Debbie Henderson, 61, a cartographer from Christchurch said: “I think the amount of money spent asking people for their view and the amount that said no should carry weight.”

David Whitehorn, a retried engineer from Christchurch who is in favour of the merger, said: “Personally I don’t think it will be a bad thing. It’s the bigger the better now and it’s inevitable.”

Jeff Barradell, 70, a retired businessman from Mudeford, said: “If there were any chance I would like to see the councillors fight on. If it comes down to democracy Christchurch said no.”

Hazel Miles, a retired secretary from Barton, said: “I think it will cost them too much to keep fighting it, but it is sad because the decision goes against what the residents want.”

Retired aerospace engineer Brian Sherry, from Burton, said: “I have always been against it and i want them to take it to the bitter end. It could be the best thing to join, but I have my doubts.”

Alan Pocock, a semi-retired IP network consultant from Bournemouth, said: “If Christchurch residents have got that much of a feeling then democracy should rule.”

Christchurch resident Martin Jacques, 50, a mature student, said: “If they think they can get a result then they should fight on, but if it’s dead in the water that’s it.”

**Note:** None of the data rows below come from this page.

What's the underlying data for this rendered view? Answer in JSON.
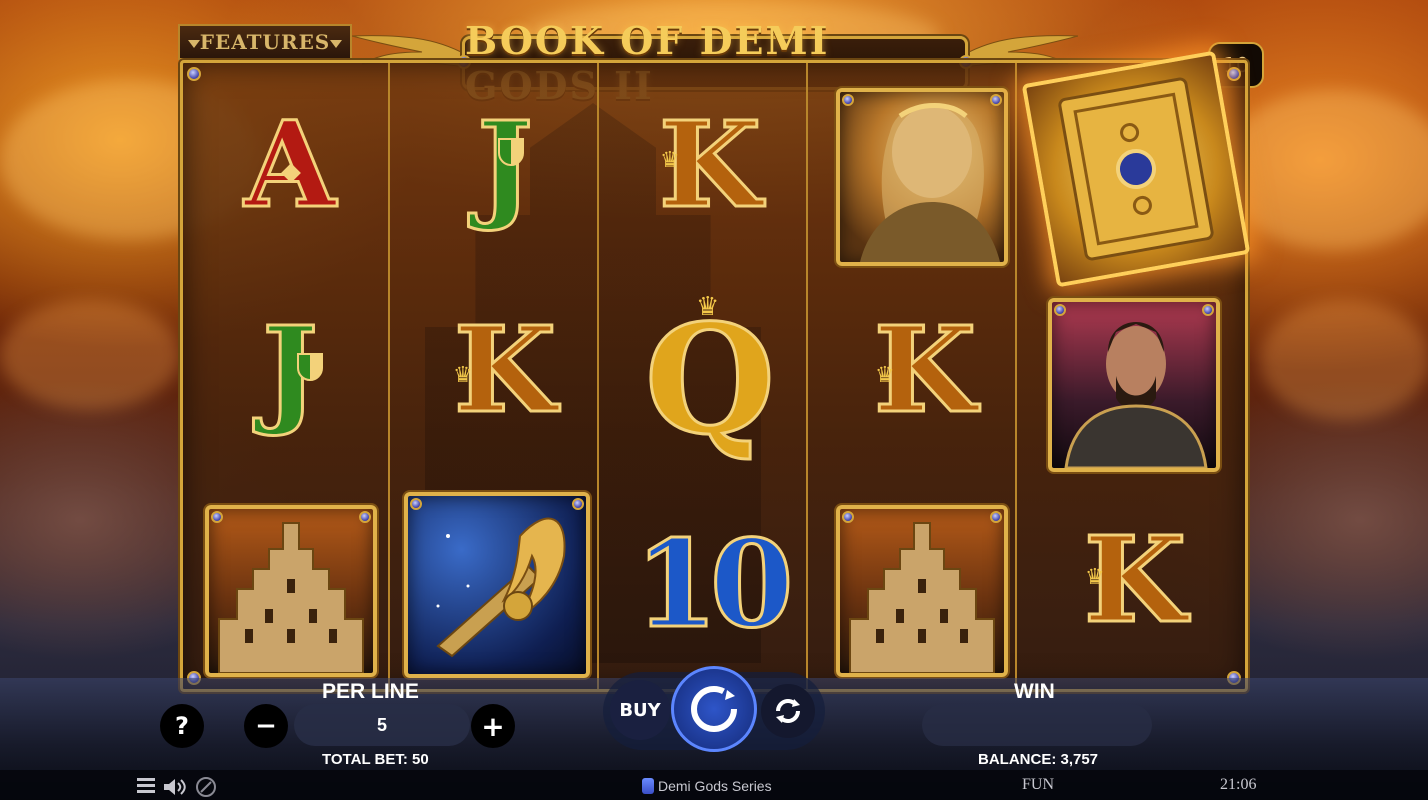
{
  "game": {
    "title": "BOOK OF DEMI GODS II",
    "features_label": "FEATURES",
    "lines": "10",
    "accent_gold": "#d4a53a"
  },
  "reels": [
    [
      "A",
      "J",
      "castle"
    ],
    [
      "J",
      "K",
      "wings"
    ],
    [
      "K",
      "Q",
      "10"
    ],
    [
      "goddess",
      "K",
      "castle"
    ],
    [
      "book",
      "warrior",
      "K"
    ]
  ],
  "symbols": {
    "a": "A",
    "j": "J",
    "k": "K",
    "q": "Q",
    "ten": "10"
  },
  "controls": {
    "per_line_label": "PER LINE",
    "per_line_value": "5",
    "help": "?",
    "minus": "−",
    "plus": "+",
    "total_bet": "TOTAL BET: 50",
    "buy": "BUY",
    "win_label": "WIN",
    "balance": "BALANCE: 3,757"
  },
  "footer": {
    "brand": "Demi Gods Series",
    "mode": "FUN",
    "time": "21:06",
    "menu_icon": "menu-icon",
    "sound_icon": "speaker-icon",
    "turbo_icon": "turbo-icon"
  }
}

Peter Cash, a retired pre-press newspaper supervisor from Bournemouth, said: “I would be quite happy to see Christchurch retain its own identity. They should keep fighting.”